Why Lawyers Love Independence Day Fireworks
Everyone loves Fourth of July celebrations. The fireworks are great but those beautifully explosive displays are also the source of personal injury and property damage lawsuits.
The Centers for Disease Control and Prevention estimates that more than two thirds of all fireworks injuries occur on or near July 4th each year. While most fireworks injuries aren’t serious, many lead to permanent damage, loss of fingers, disfigurement, blindness and even death.
Generally, property damage caused by fireworks comes in two forms — damages caused by an ensuing fire and damages caused by the physical impact of a firework rocket itself. Fire can travel quite a distance and cause significant property damage and consequential loss of life.

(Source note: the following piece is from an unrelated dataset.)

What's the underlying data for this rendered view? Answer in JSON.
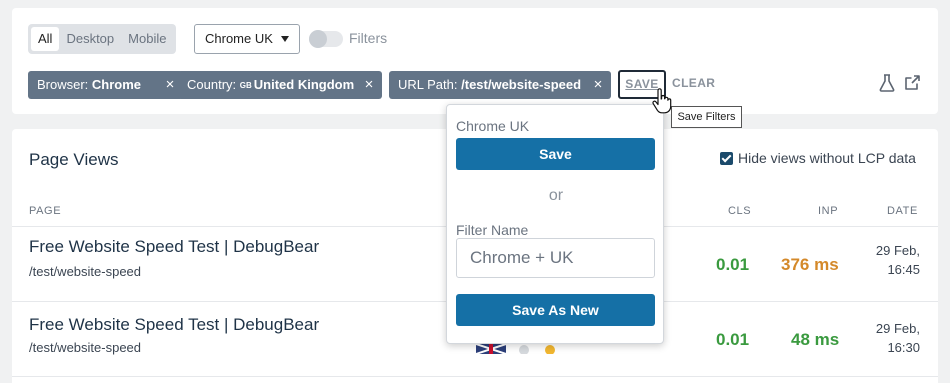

“Lawsuits are common”, says attorney Peter Calabrese. “Lawsuits concerning firework related property damage usually involve claims for trespass. A trespass occurs when a person or an “object” enters property owned by another without permission. In cases involving fireworks, the person who caused the “firework” to enter another person’s property without permission is liable for trespass and oftentimes may be found to be negligent as well. Negligence occurs when a person fails to exercise reasonable care. Sometimes fireworks are improperly made and are defective, which can lead to serious injuries and property damage as well.
Firework-related lawsuits usually name the person who launched the firework, the property owner who allowed the fireworks to be launched, the manufacturer of the fireworks, distributor and the vendor who sold the fireworks that caused the injury or damage.
The best way to avoid firework-related accidents is to use extreme caution when handling them or to simply not use fireworks and stay away from people who use fireworks. Fireworks should always be purchased and handled in a manner consistent with state and federal law.
“When near fireworks it is important to be aware of your surroundings — firework-related fires can spread rapidly and pose an immediate threat to neighboring properties”, says Calabrese. He shares a story of a man who was sued when his firework rocket landed on the rooftop of his neighbor’s home. The roof caught fire and when it rained the water poured into the home through holes in the roof, which caused extensive damage to the interior of the home. The man was found liable and ordered to pay many thousands of dollars to repair his neighbor’s home.
“If you or a family member is injured, or their property is damaged,” says Calabrese, “it’s wise to consult with an attorney immediately. In cases of damage caused by fire, first report the incident to the local fire department and police, contact your insurance company, and then contact a real estate attorney.” Knowing your rights and taking immediate steps to report the damage or injury helps the persons harmed to recover compensation for their losses.
Originally published at South Coast Today